The restrictions on deliberately giving away or hiding money to avoid care fees will still apply, and it’s vital to take good independent financial advice before doing anything. People will still be able to make certain gifts under inheritance tax rules.
Hospital discharge and NHS Continuing Healthcare
One of the most common problems people encounter when being discharged from hospital and needing ongoing care is that members of hospital discharge team often seem very keen to find out about a patient’s money – and yet the focus should be on the patient’s ongoing care needs – not their money.
No one should be asking about a patient’s money until it has been clearly shown who is responsible for paying for any ongoing care – based on care needs only.
The Care Act requires the NHS to notify a local authority if a person being discharged from hospital is likely to require ongoing care and support. This is called a ‘notice’ or ‘assessment notice’, i.e. a hospital is giving the local authority notice that there are ongoing care needs for which provision needs to be made.

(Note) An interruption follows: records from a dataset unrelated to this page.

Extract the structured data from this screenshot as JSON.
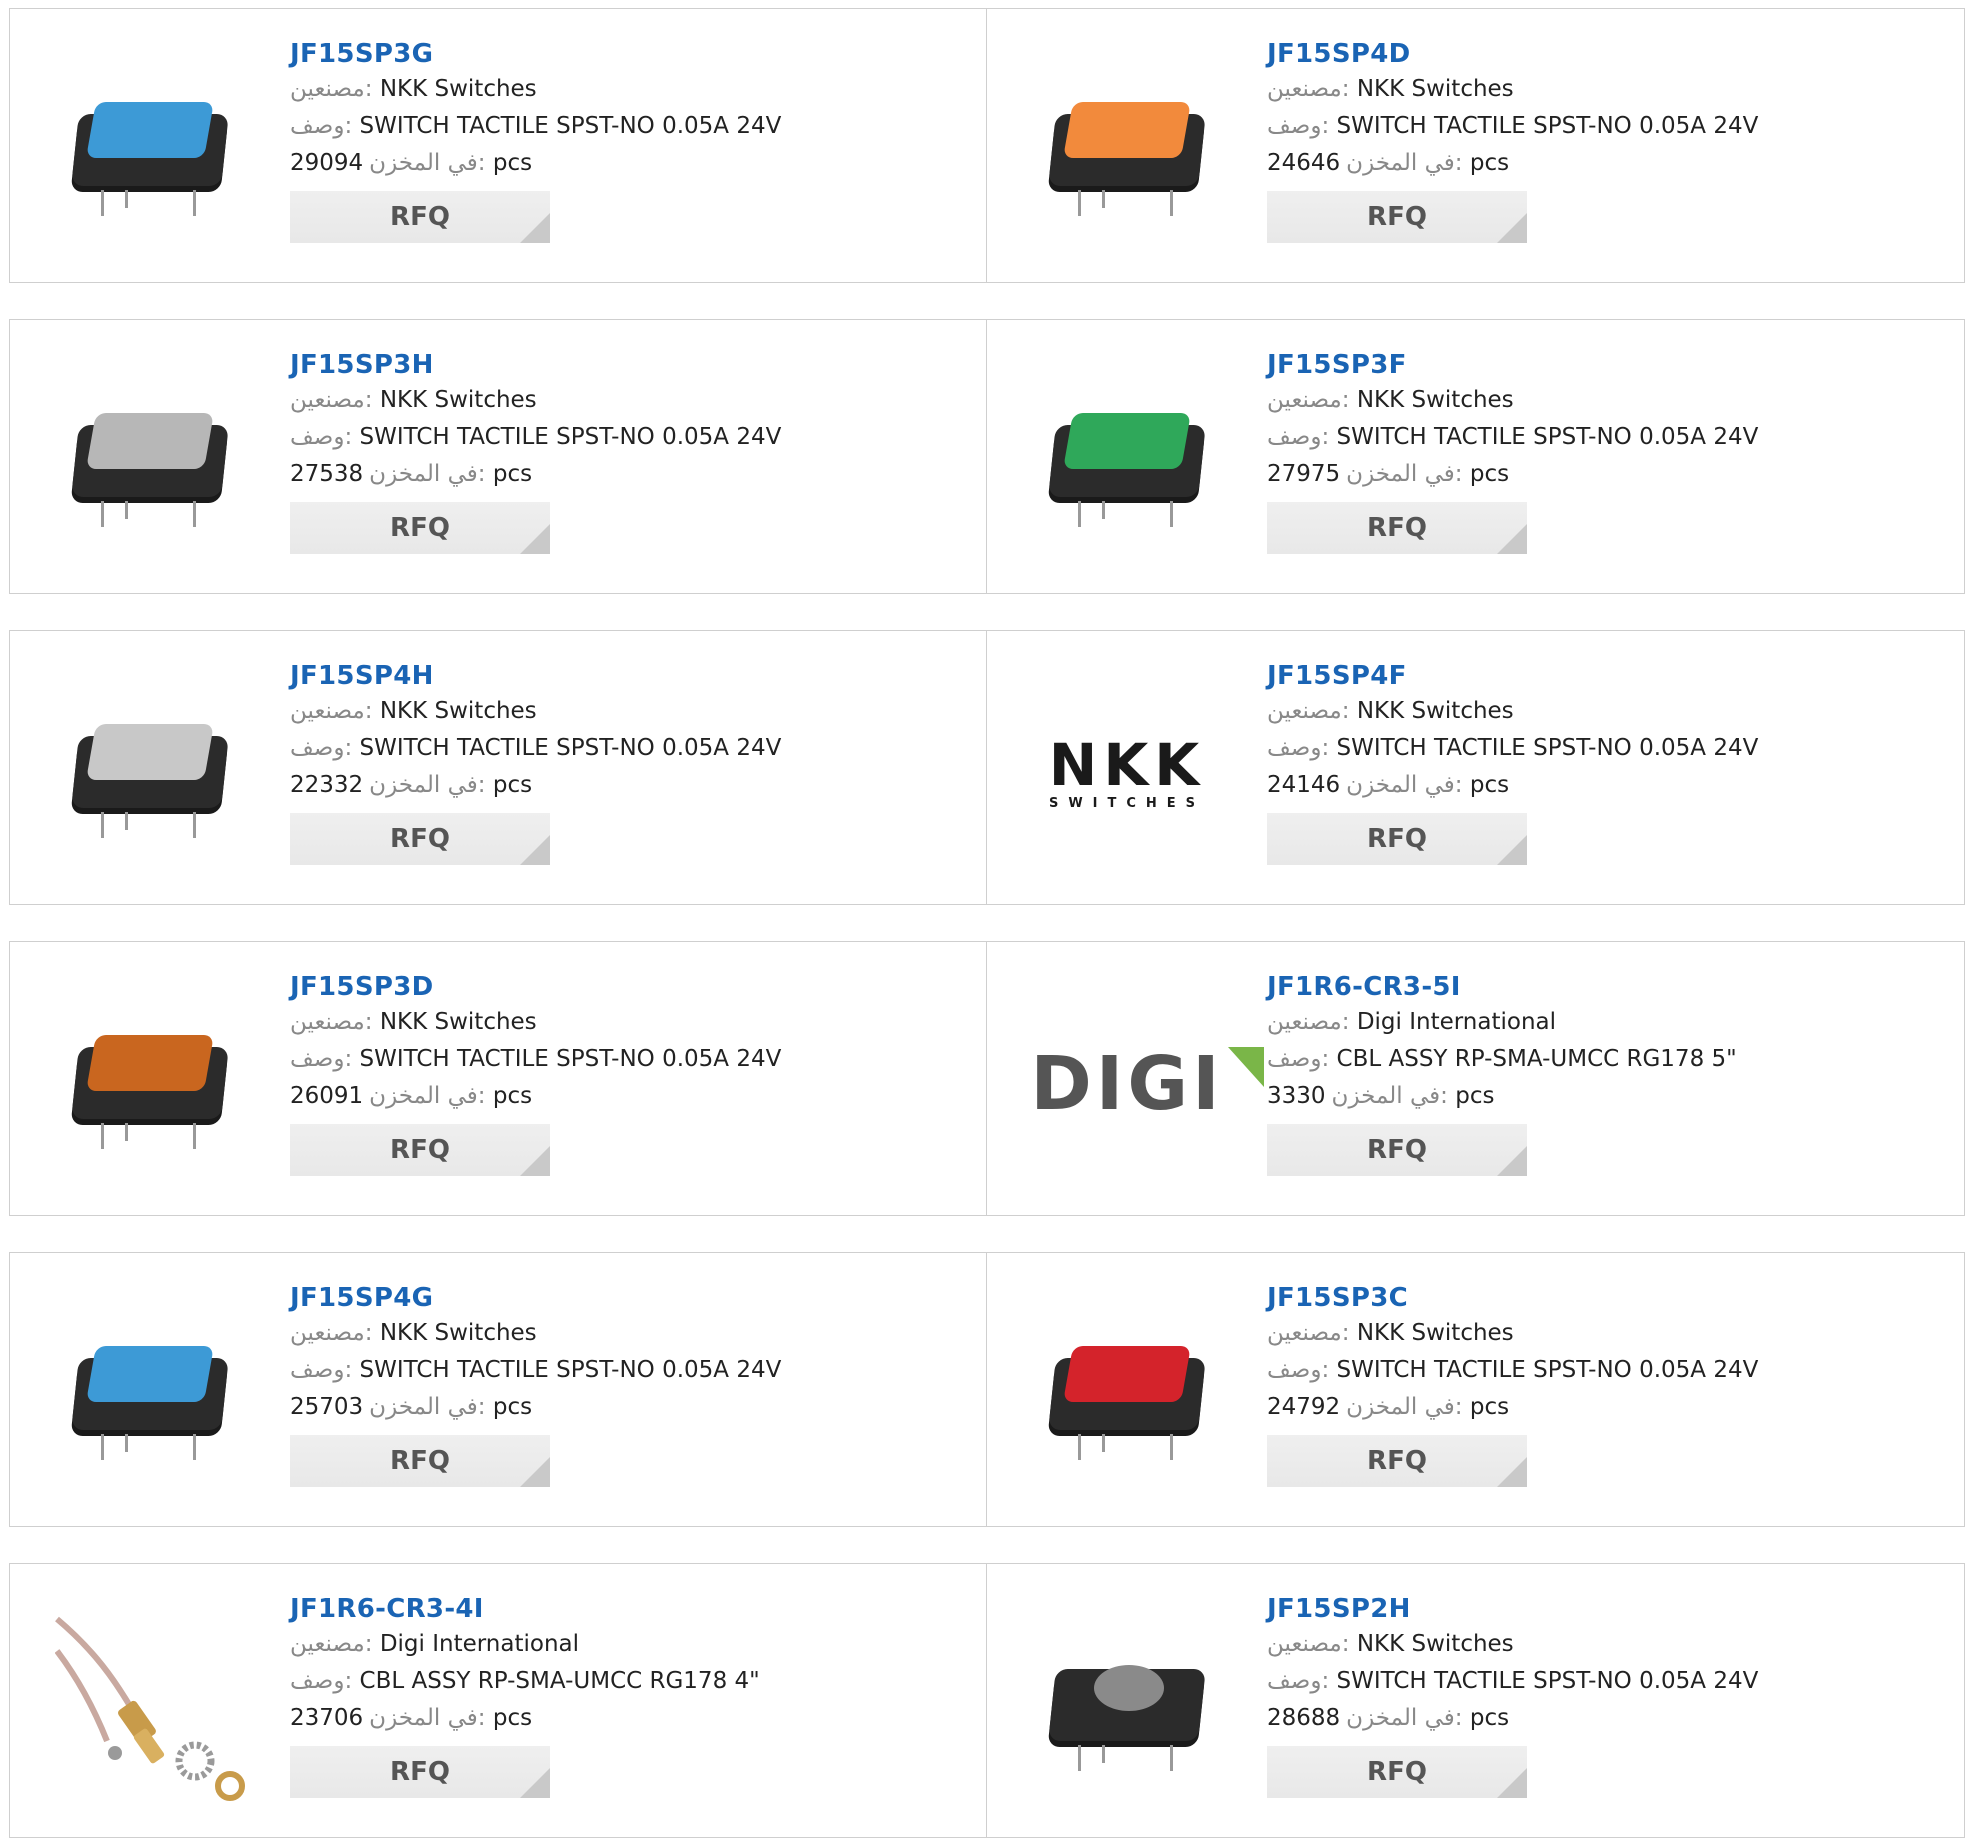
{
  "labels": {
    "manufacturer": "مصنعين:",
    "description": "وصف:",
    "stock": "في المخزن:",
    "unit": "pcs",
    "rfq": "RFQ"
  },
  "logos": {
    "nkk_big": "NKK",
    "nkk_small": "SWITCHES",
    "digi": "DIGI"
  },
  "products": [
    {
      "part": "JF15SP3G",
      "manufacturer": "NKK Switches",
      "description": "SWITCH TACTILE SPST-NO 0.05A 24V",
      "stock": "29094",
      "image": "switch-blue",
      "cap_color": "#3d9ad6"
    },
    {
      "part": "JF15SP4D",
      "manufacturer": "NKK Switches",
      "description": "SWITCH TACTILE SPST-NO 0.05A 24V",
      "stock": "24646",
      "image": "switch-orange",
      "cap_color": "#f28a3c"
    },
    {
      "part": "JF15SP3H",
      "manufacturer": "NKK Switches",
      "description": "SWITCH TACTILE SPST-NO 0.05A 24V",
      "stock": "27538",
      "image": "switch-gray",
      "cap_color": "#b7b7b7"
    },
    {
      "part": "JF15SP3F",
      "manufacturer": "NKK Switches",
      "description": "SWITCH TACTILE SPST-NO 0.05A 24V",
      "stock": "27975",
      "image": "switch-green",
      "cap_color": "#2fa85a"
    },
    {
      "part": "JF15SP4H",
      "manufacturer": "NKK Switches",
      "description": "SWITCH TACTILE SPST-NO 0.05A 24V",
      "stock": "22332",
      "image": "switch-lightgray",
      "cap_color": "#c8c8c8"
    },
    {
      "part": "JF15SP4F",
      "manufacturer": "NKK Switches",
      "description": "SWITCH TACTILE SPST-NO 0.05A 24V",
      "stock": "24146",
      "image": "nkk-logo",
      "cap_color": ""
    },
    {
      "part": "JF15SP3D",
      "manufacturer": "NKK Switches",
      "description": "SWITCH TACTILE SPST-NO 0.05A 24V",
      "stock": "26091",
      "image": "switch-darkorange",
      "cap_color": "#c9661f"
    },
    {
      "part": "JF1R6-CR3-5I",
      "manufacturer": "Digi International",
      "description": "CBL ASSY RP-SMA-UMCC RG178 5\"",
      "stock": "3330",
      "image": "digi-logo",
      "cap_color": ""
    },
    {
      "part": "JF15SP4G",
      "manufacturer": "NKK Switches",
      "description": "SWITCH TACTILE SPST-NO 0.05A 24V",
      "stock": "25703",
      "image": "switch-blue",
      "cap_color": "#3d9ad6"
    },
    {
      "part": "JF15SP3C",
      "manufacturer": "NKK Switches",
      "description": "SWITCH TACTILE SPST-NO 0.05A 24V",
      "stock": "24792",
      "image": "switch-red",
      "cap_color": "#d4232b"
    },
    {
      "part": "JF1R6-CR3-4I",
      "manufacturer": "Digi International",
      "description": "CBL ASSY RP-SMA-UMCC RG178 4\"",
      "stock": "23706",
      "image": "cable-assembly",
      "cap_color": ""
    },
    {
      "part": "JF15SP2H",
      "manufacturer": "NKK Switches",
      "description": "SWITCH TACTILE SPST-NO 0.05A 24V",
      "stock": "28688",
      "image": "switch-round-gray",
      "cap_color": "#8a8a8a"
    }
  ]
}
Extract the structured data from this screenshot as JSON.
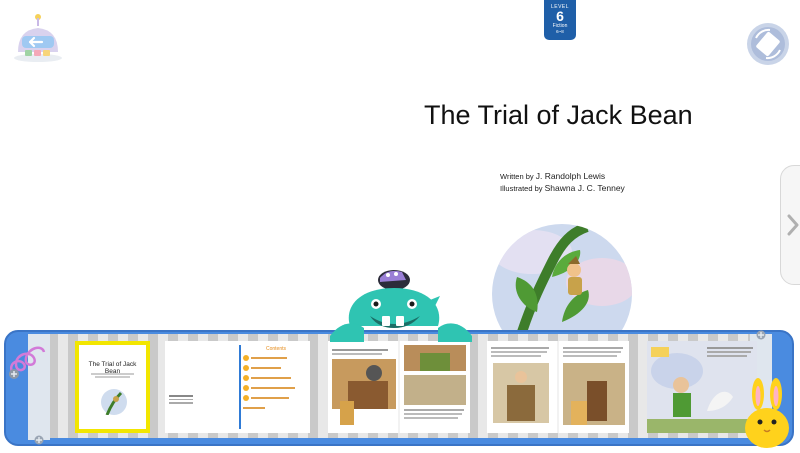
{
  "header": {
    "level_badge": {
      "level_word": "LEVEL",
      "level_number": "6",
      "genre": "Fiction",
      "age": "6~8"
    }
  },
  "book": {
    "title": "The Trial of Jack Bean",
    "writer_label": "Written by",
    "writer": "J. Randolph Lewis",
    "illustrator_label": "Illustrated by",
    "illustrator": "Shawna J. C. Tenney"
  },
  "thumbnails": {
    "cover": {
      "title": "The Trial of Jack Bean"
    },
    "contents": {
      "heading": "Contents"
    }
  },
  "colors": {
    "tray": "#4a8be0",
    "level_badge": "#1f5fa8",
    "selected_thumb": "#f2e600",
    "monster": "#2fc4b2",
    "bunny": "#ffd21c"
  },
  "icons": {
    "back": "robot-back-arrow-icon",
    "rotate": "rotate-icon",
    "next_page": "chevron-right-icon"
  }
}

Also, the Dept. of Health’s “Care and Support Statutory Guidance” issued under the Care Act makes it clear that a person should be assessed for NHS Continuing Healthcare funding prior to their discharge from hospital. Annex G of this guidance states:
“Before issuing an assessment notice, the NHS body must have also completed any assessment of the potential Continuing Health Care needs of the patient and if applicable made a decision on what services the NHS will be providing.”
Annex H5 of this same guidance covers more about NHS Continuing Healthcare funding.
The Care Act and NHS Continuing Healthcare
Given that many people in the care sector – both within local authorities and the NHS and also professional advisers – and focused heavily on the Care Act at the moment, NHS Continuing Healthcare could get forgotten when families are told about care funding.
Remember these three points:
- the Care Act does not change NHS Continuing Healthcare
- a person needing full time care who has health needs should still be assessed for Continuing Healthcare before they pay a penny in care fees
- on discharge from hospital a person should be assessed for Continuing Healthcare funding
All the current talk about the Care Act in the press and by people in health and social care could mislead people into thinking that all care is social care – and that all care is means tested. This is not the case.
NHS Continuing Healthcare is still provided by the NHS and it is not means tested – and it has nothing to do with a person’s savings or property. It is provided and funded by the NHS regardless of a person’s means. The Care Act does not change this.
Remember also that if a person is eligible for NHS Continuing Healthcare, the NHS funding that follows should not only cover their healthcare and nursing care needs, but also that person’s social care needs.
*UPDATE: Important note – the Conservative government announced in July 2015 that it is shelving both the new cap on care fees and the new means test threshold until 2020. This will come as a blow to those paying for their own care. Read more about the care fees cap postponement here – and what it means for self-funders.